What to work on — Search the data for the word "name" and copy out every line that has it.
---
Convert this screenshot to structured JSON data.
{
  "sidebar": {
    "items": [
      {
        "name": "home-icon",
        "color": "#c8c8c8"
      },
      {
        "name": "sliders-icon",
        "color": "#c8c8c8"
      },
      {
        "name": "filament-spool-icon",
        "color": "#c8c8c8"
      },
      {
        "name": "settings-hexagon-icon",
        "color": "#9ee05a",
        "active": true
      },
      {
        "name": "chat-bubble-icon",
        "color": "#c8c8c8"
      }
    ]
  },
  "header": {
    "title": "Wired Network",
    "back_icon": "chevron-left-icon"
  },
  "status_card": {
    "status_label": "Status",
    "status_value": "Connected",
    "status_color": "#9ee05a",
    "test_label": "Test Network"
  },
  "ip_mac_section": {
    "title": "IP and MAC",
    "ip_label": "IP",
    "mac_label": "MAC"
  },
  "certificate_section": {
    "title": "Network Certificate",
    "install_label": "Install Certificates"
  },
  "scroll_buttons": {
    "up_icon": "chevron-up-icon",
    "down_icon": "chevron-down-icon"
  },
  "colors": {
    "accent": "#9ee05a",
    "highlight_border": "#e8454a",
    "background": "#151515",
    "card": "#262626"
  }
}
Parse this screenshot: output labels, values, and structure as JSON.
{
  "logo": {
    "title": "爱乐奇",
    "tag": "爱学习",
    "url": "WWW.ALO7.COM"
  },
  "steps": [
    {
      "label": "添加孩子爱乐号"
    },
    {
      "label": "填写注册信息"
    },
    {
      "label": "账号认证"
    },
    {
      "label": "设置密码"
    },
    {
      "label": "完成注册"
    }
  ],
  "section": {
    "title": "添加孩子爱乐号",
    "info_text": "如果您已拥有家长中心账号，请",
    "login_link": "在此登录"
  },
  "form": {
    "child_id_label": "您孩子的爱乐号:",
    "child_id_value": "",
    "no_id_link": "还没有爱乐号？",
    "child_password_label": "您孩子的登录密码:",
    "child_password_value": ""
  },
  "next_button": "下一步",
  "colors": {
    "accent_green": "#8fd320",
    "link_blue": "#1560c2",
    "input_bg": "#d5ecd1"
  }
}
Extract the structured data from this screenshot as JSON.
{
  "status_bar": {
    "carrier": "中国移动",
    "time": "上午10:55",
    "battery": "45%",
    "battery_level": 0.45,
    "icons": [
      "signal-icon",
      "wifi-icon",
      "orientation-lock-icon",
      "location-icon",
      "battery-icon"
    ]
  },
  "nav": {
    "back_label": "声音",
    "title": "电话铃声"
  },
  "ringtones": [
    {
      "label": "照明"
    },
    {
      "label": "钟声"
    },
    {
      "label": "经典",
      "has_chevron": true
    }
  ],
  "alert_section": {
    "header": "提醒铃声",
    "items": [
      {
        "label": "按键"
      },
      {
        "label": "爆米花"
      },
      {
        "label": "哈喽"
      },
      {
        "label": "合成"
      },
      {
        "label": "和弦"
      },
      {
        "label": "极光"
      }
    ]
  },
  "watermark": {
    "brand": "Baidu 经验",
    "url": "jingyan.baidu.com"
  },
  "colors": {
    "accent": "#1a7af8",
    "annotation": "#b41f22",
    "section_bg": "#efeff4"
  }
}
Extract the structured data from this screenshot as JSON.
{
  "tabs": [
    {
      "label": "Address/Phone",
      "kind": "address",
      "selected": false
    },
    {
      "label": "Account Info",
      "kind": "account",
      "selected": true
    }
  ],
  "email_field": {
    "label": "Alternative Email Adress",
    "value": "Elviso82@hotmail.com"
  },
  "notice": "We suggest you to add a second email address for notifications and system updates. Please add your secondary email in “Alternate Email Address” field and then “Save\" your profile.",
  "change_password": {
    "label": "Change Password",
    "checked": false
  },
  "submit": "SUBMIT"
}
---
Response —
        "name": "home-icon",
        "name": "sliders-icon",
        "name": "filament-spool-icon",
        "name": "settings-hexagon-icon",
        "name": "chat-bubble-icon",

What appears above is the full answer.